The report states that some “UN Member States are enabling this trade” through a combination of outright complicity, lax enforcement of existing bans, and easily circumvented sanctions, according to a news release from the UN rights office OHCHR.
Access to advanced weaponry
“Despite overwhelming evidence of the Myanmar military’s atrocity crimes against the people of Myanmar, the generals continue to have access to advanced weapons systems, spare parts for fighter jets, raw materials and manufacturing equipment for domestic weapons production,” said UN Special Rapporteur, Tom Andrews.
“Those providing these weapons are able to avoid sanctions by using front companies and creating new ones while counting on lax enforcement.
“The good news is that we now know who is supplying these arms and the jurisdictions in which they operate. Member States now need to step up and stop the flow of these arms,” the expert said.

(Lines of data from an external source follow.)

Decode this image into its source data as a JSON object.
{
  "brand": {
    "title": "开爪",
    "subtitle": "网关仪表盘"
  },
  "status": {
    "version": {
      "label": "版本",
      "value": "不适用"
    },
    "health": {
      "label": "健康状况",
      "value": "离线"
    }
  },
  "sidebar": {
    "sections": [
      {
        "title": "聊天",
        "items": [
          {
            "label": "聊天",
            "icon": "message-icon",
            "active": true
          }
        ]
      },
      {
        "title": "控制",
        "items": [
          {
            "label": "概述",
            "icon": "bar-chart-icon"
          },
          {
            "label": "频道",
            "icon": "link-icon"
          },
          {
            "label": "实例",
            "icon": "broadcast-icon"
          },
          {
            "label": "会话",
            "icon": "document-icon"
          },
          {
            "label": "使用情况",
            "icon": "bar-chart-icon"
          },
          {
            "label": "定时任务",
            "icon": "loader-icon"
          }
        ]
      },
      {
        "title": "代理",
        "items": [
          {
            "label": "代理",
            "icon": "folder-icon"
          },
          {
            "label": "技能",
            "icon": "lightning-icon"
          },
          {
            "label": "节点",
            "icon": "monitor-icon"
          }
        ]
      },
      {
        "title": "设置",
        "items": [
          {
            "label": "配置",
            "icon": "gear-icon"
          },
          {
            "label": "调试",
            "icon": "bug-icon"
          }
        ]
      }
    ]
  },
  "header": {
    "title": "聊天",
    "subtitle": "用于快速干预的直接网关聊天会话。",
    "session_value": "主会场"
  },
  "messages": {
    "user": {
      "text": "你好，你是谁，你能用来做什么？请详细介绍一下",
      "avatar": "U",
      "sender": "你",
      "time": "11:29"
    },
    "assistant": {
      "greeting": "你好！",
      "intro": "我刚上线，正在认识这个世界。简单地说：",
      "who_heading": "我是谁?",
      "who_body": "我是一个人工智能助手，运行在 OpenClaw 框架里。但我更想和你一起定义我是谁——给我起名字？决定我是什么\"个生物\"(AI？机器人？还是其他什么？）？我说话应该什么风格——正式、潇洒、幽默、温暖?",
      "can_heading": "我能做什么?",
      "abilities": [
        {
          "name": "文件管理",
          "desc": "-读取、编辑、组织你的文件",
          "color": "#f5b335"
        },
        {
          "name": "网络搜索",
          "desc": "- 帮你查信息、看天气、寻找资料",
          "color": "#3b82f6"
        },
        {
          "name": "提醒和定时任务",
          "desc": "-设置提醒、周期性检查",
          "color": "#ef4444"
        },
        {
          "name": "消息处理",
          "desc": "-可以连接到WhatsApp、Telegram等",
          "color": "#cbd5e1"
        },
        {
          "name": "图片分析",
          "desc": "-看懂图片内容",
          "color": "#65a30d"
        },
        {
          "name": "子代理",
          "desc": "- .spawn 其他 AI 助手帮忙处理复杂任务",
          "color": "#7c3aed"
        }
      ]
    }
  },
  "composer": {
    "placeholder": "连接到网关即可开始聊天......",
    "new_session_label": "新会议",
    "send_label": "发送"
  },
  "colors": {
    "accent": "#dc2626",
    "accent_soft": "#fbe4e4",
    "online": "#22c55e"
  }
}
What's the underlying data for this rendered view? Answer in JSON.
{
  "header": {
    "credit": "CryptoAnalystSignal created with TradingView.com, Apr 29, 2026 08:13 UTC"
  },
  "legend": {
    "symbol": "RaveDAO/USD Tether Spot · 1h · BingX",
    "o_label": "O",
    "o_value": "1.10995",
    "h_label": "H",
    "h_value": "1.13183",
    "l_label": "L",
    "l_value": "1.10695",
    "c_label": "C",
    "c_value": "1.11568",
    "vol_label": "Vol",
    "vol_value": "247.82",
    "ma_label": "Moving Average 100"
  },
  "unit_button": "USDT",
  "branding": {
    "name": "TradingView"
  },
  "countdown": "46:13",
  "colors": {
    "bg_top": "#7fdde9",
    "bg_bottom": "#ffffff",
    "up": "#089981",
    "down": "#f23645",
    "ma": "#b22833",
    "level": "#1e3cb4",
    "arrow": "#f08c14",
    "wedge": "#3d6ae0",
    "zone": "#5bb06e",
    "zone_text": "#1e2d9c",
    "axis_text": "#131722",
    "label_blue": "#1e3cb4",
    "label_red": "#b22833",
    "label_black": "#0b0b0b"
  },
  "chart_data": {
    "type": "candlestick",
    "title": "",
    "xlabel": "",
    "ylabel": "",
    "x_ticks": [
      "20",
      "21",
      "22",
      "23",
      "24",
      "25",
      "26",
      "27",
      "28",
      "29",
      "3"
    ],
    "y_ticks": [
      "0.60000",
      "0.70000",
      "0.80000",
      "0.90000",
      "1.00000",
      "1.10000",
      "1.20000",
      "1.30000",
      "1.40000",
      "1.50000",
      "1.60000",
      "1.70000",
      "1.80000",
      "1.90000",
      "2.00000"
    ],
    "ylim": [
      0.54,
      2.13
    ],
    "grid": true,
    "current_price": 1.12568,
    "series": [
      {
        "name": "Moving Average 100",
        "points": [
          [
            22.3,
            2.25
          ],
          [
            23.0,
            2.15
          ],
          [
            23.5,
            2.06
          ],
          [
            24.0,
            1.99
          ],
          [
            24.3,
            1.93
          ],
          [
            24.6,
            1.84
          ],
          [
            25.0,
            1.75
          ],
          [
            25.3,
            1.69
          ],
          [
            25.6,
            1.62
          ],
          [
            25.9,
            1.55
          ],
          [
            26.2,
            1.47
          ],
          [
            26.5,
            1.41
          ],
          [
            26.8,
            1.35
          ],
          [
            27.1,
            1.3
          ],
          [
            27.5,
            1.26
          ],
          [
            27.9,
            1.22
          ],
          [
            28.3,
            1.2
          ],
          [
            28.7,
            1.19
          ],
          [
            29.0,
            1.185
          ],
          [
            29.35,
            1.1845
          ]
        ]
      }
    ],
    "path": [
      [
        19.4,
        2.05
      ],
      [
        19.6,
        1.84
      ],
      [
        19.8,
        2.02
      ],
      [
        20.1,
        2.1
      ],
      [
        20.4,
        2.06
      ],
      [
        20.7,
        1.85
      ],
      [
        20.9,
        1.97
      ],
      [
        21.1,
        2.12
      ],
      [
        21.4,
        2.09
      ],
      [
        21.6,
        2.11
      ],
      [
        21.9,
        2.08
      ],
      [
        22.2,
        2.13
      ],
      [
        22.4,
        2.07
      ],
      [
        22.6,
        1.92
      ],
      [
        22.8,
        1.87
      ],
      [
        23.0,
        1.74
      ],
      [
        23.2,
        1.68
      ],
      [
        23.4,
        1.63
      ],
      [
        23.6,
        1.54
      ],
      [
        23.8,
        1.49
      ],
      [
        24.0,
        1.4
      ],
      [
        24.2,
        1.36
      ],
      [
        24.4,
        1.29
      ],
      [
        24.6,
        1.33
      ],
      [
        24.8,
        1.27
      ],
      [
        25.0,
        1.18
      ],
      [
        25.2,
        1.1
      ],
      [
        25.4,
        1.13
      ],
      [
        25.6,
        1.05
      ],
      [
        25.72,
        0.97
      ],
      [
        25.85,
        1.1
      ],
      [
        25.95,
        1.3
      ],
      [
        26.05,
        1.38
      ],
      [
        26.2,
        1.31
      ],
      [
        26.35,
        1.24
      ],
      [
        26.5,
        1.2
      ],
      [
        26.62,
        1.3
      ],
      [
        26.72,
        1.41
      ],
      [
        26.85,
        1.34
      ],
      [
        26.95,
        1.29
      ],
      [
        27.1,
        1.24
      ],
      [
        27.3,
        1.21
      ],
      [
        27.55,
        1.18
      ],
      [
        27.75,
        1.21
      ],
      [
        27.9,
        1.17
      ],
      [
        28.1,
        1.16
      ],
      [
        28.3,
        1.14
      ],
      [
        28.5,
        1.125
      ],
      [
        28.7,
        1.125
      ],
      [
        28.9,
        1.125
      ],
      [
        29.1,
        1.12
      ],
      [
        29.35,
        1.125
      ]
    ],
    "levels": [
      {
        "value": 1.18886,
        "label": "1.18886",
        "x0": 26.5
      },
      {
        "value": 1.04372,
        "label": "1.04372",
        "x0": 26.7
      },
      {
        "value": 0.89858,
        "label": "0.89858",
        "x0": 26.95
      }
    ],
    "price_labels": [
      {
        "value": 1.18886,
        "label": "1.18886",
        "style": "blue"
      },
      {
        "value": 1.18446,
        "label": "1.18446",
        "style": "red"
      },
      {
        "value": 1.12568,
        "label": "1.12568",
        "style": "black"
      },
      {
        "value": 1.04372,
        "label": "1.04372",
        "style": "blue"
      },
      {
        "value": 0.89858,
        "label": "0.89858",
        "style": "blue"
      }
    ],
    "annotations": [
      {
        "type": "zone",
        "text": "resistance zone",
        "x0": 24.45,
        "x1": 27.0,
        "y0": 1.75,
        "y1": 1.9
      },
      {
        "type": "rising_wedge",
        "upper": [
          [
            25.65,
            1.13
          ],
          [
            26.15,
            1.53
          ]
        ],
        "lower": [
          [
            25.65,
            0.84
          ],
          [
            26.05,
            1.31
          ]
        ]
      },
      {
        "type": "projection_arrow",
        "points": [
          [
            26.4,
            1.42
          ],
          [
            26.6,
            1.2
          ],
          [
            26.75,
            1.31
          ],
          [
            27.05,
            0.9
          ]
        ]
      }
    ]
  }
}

Plea to governments
While calling for a complete ban on the sale or transfer of weapons to the Myanmar military, Mr. Andrews pleaded for governments to enforce existing bans while coordinating sanctions on arms dealers and foreign currency sources.
The UN Human Rights Council-appointed expert’s paper, The Billion Dollar Death Trade: International Arms Networks that Enable Human Rights Violations in Myanmaris the most detailed study on post-coup arms transfers to the military to date, said OHCHR.
Accompanied by a detailed infographic, it identifies the major networks and companies involved in these transactions, known values of the transfers, and jurisdictions in which the networks operate, namely Russia, China, Singapore, Thailand, and India.
“Russia and China continue to be the main suppliers of advanced weapons systems to the Myanmar military, accounting for over $400 million and $260 million respectively since the coup, with much of the trade originating from state-owned entities”, Mr. Andrews said.
“However, arms dealers operating out of Singapore are critical to the continued operation of the Myanmar military’s deadly weapons factories (commonly referred to as KaPaSa).”
The report reveals that $254 million of supplies have been shipped from dozens of entities in Singapore to the Myanmar military from February 2021 to December 2022. Singaporean banks have been used extensively by arms dealers.
Mr. Andrews recalled that the Government of Singapore has stated that its policy is to, “prohibit the transfer of arms to Myanmar” and that it has decided “not to authorise the transfer of dual-use items which have been assessed to have potential military application to Myanmar.”
“I implore leaders of Singapore to seize the information within this report and enforce its policies to the maximum extent possible,” the Special Rapporteur said.
The report also documents $28 million in arms transfers from Thai-based entities to the Myanmar military since the coup. India-based entities have supplied $51 million worth of arms and related materials to the military since February 2021.
Spotlight on sanctions ‘failure’
The report examines why international sanctions on arms dealing networks have failed to stop or slow the flow of weapons to the Myanmar military.
“The Myanmar military and its arms dealers have figured out how to game the system. That’s because sanctions are not being adequately enforced and because arms dealers linked to the junta have been able to create shell companies to avoid them.”
The expert said the ad hoc, uncoordinated nature of current sanctions were allowing payments to be made in other currencies and jurisdictions.
Weapons trade can be derailed
“By expanding and retooling sanctions and eliminating loopholes, governments can disrupt junta-linked weapons dealers,” Mr. Andrews said.
The report also focuses on the main sources of foreign currency that have enabled the Myanmar junta to purchase over $1 billion in arms since the coup. “Member States have not adequately targeted key sources of foreign currency that the junta relies on to purchase arms, including most significantly Myanma Oil and Gas Enterprise,” Mr. Andrews said.
Special Rapporteurs and other UN Human Rights Council-appointed rights experts, work on a voluntary and unpaid basis, are not UN staff, and work independently from any government or organisation.